(Web page and app entries)
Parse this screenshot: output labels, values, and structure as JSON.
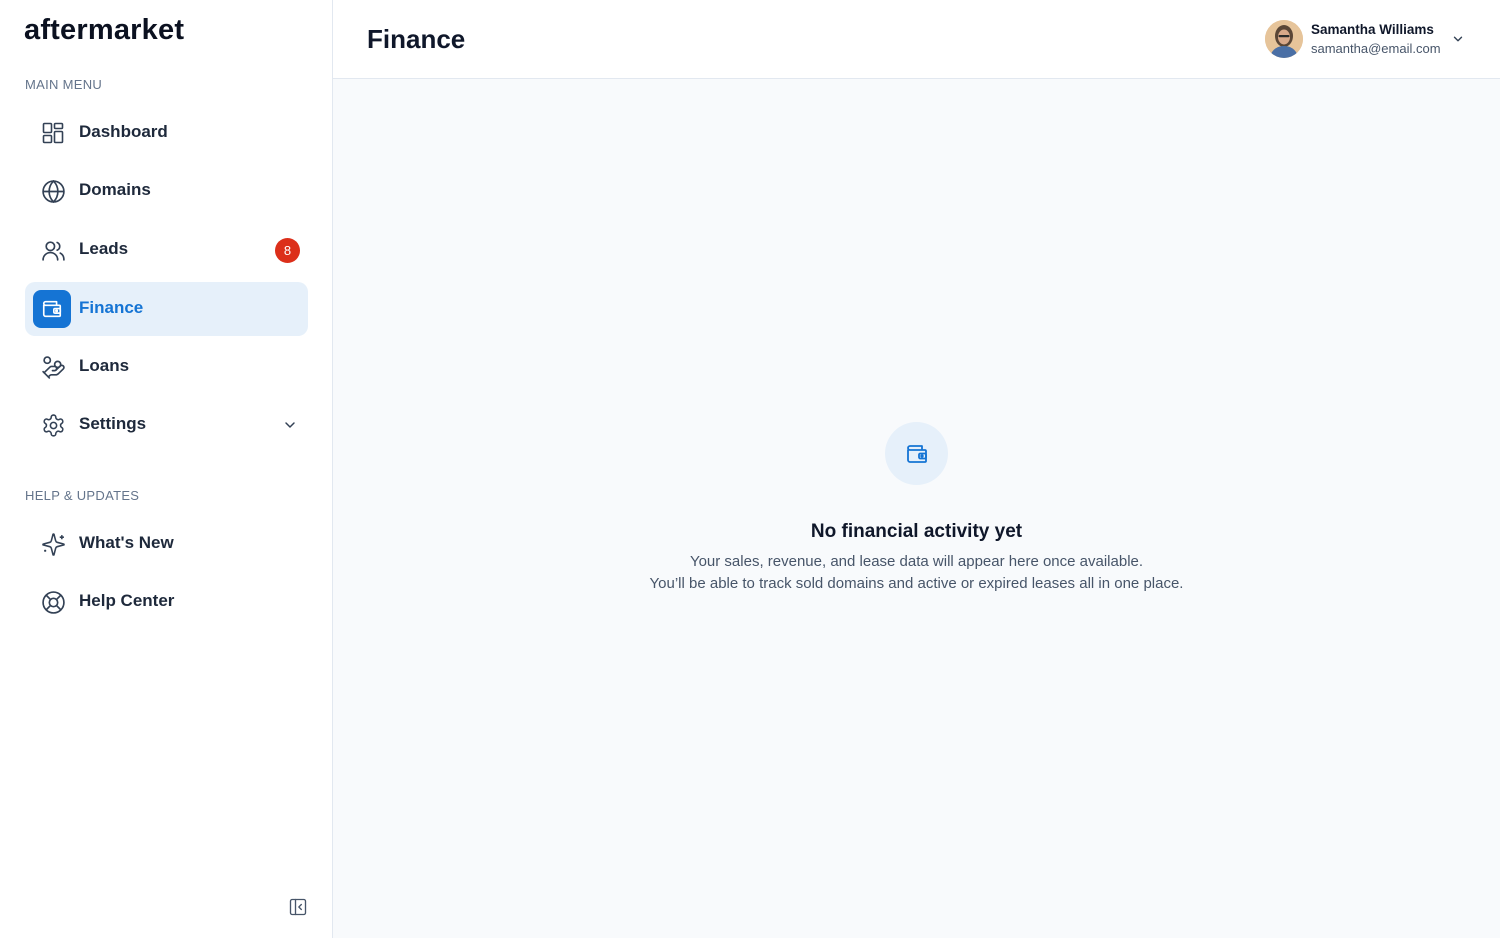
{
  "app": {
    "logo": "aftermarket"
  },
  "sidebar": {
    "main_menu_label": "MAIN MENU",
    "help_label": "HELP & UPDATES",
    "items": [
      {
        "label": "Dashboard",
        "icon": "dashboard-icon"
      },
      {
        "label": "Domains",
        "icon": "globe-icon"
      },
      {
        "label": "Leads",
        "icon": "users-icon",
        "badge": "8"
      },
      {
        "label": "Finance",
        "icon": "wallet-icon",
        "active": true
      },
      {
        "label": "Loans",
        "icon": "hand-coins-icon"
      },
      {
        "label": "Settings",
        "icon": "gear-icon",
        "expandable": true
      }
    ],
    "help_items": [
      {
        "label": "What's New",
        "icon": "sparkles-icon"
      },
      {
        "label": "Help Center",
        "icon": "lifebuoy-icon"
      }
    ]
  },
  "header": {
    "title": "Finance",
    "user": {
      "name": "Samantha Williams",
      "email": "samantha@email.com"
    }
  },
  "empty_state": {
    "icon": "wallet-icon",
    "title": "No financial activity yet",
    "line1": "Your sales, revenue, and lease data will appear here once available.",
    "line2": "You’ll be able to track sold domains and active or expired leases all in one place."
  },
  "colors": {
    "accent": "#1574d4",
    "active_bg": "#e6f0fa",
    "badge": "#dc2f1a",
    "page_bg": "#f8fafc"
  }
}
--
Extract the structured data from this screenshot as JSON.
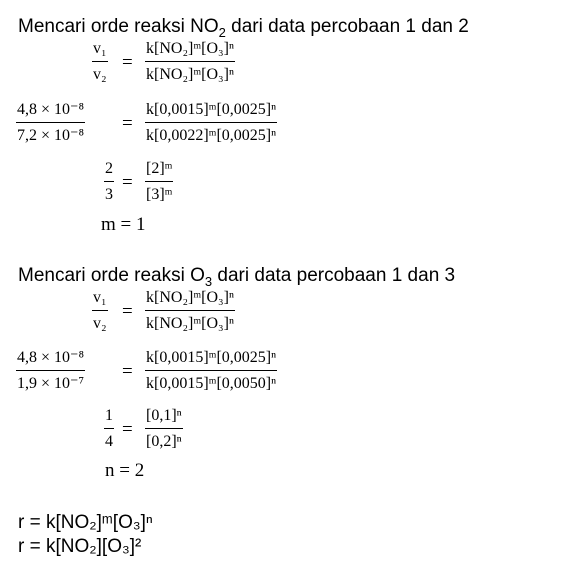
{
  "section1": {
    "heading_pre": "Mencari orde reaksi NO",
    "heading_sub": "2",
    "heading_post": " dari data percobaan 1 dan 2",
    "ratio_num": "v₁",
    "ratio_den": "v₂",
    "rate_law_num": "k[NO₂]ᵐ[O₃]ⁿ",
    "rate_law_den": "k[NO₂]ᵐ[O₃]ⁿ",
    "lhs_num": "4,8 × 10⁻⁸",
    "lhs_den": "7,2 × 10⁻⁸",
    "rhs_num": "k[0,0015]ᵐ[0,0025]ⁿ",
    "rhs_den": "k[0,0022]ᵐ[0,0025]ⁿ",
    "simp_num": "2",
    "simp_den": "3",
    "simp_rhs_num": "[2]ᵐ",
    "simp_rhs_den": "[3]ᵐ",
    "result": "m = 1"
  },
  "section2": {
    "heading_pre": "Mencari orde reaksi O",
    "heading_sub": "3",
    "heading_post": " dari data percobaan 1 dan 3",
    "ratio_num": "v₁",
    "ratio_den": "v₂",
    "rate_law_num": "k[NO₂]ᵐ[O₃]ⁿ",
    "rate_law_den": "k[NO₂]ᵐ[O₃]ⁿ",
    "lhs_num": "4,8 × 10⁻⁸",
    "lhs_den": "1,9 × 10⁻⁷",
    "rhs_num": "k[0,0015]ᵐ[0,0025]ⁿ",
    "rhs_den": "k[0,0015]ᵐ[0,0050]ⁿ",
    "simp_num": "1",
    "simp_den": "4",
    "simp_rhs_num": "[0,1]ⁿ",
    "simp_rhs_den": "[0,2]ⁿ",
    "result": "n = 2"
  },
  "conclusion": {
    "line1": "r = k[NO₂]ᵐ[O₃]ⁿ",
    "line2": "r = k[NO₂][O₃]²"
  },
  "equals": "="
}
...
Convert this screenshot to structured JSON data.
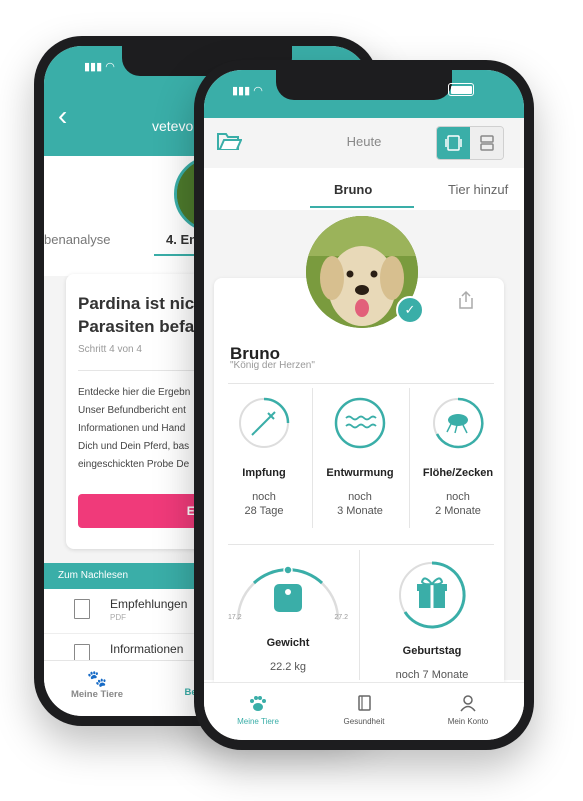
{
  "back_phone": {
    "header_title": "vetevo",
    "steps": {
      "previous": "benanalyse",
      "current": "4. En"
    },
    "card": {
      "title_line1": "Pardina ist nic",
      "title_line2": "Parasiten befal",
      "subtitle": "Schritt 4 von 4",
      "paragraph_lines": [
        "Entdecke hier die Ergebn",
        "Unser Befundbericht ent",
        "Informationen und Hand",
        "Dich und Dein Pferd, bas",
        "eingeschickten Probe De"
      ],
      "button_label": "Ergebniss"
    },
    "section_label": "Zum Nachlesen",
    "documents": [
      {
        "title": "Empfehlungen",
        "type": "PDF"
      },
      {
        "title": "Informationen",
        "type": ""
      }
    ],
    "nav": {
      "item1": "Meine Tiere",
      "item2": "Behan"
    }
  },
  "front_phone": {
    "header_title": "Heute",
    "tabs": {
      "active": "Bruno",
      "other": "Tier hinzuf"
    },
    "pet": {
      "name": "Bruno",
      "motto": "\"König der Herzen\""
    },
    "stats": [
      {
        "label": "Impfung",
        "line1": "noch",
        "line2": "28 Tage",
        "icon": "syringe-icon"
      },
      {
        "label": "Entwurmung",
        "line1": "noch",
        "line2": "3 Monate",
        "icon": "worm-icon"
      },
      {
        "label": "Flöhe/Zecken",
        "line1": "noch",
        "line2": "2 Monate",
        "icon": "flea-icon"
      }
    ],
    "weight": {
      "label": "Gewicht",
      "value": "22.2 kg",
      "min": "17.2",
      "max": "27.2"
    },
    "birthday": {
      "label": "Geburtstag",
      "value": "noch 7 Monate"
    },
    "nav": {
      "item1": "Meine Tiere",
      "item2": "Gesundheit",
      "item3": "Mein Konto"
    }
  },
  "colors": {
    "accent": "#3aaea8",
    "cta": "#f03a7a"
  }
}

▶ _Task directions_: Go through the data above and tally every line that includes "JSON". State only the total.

▶ _Written response_: 3